“A digital academy can be as simple as first-time learning management deployments for new or growing organisations,” explained eCom’s Chairman, Linda Steedman, “but more sophisticated corporate and enterprise solutions can include providing learning content, management and administration; skills, competencies and performance management; digital badges and micro-credentials; exams and assessments; business intelligence and reporting tools.”
Wendy Edie, eCom’s Managing Director, commented, “When you’re looking to expand the range of learning opportunities available to learners in your organisation, you could hire an additional L&D professional – to produce and deliver those learning opportunities. Yet, rather than increase your organisation’s headcount with all the responsibilities this brings in these challenging economic times, you could invest in a digital academy.”
To help employers weigh up this choice in the light of the current economic pressures, eCom has published a short paper on its website which compares the value of both choices: an extra L&D professional or a digital academy.
Leaving aside the comparison in purely monetary terms, the paper states that supporting people to become part of a high-performing team calls for additional resources in the workplace. Hiring an L&D professional will free-up resources and give the organisation control over when and how its L&D materials are developed and delivered.

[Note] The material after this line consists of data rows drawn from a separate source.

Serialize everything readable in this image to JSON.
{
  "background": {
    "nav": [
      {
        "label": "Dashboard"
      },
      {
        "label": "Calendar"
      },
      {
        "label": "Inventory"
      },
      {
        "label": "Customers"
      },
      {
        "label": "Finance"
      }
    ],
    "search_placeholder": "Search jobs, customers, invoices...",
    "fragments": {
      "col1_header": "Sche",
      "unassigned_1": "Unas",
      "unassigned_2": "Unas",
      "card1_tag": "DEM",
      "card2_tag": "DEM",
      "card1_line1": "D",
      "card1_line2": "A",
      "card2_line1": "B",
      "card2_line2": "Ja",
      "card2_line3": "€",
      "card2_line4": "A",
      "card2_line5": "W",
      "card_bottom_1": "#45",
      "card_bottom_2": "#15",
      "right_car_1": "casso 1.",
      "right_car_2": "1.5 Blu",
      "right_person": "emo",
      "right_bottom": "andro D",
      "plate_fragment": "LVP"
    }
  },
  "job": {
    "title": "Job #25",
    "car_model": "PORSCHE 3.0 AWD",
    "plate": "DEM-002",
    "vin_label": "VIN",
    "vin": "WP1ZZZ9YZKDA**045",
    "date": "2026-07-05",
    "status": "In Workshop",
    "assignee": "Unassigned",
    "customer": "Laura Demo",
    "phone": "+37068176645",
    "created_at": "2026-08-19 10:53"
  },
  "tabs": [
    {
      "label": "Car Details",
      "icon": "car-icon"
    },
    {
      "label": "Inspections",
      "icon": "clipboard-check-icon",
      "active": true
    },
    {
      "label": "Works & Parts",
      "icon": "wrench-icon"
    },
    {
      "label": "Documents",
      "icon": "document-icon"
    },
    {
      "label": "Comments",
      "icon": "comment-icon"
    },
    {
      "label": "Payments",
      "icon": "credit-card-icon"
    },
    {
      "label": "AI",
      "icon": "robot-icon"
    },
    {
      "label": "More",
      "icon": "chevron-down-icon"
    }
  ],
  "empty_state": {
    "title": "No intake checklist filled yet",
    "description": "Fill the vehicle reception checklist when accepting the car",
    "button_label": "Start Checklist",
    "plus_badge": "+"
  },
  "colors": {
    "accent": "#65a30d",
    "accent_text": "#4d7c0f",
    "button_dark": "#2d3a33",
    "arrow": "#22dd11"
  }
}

On the other hand, by using a digital academy, organisations can improve communications and knowledge sharing; align knowledge, skills and competencies with business strategies; assess, advance and reward employee knowledge and skills, and improve operational efficiency and performance. Moreover, unlike L&D professionals, a digital academy is available to learners 24 hours a day every day, via the academy’s learning management system (LMS) component.
Digital academies, which can include digital assessment (eAssessment) to support, formative, summative and observational assessments, have the option to provide digital badges to allow organisations to recognise and reward learning and achievement and keep people resilient, engaged and prepared for the future.
“Whatever you decide – to employ another L&D professional or to invest in a digital academy - don’t delay,” advised Wendy Edie. “When you’re comparing these options, remember to weigh the value of doing nothing – often couched in terms of doing extra research and collecting additional data - against the total cost of not deciding at all because all that will do is result in lost productivity, lost business opportunities, lost market share and lost profits.”
For further details of eCom’s paper, ‘A Digital Academy versus a Learning and Development Officer’, visit: https://www.ecomlearningsolutions.com/blog/a-digital-academy-vs-a-learning-and-development-officer/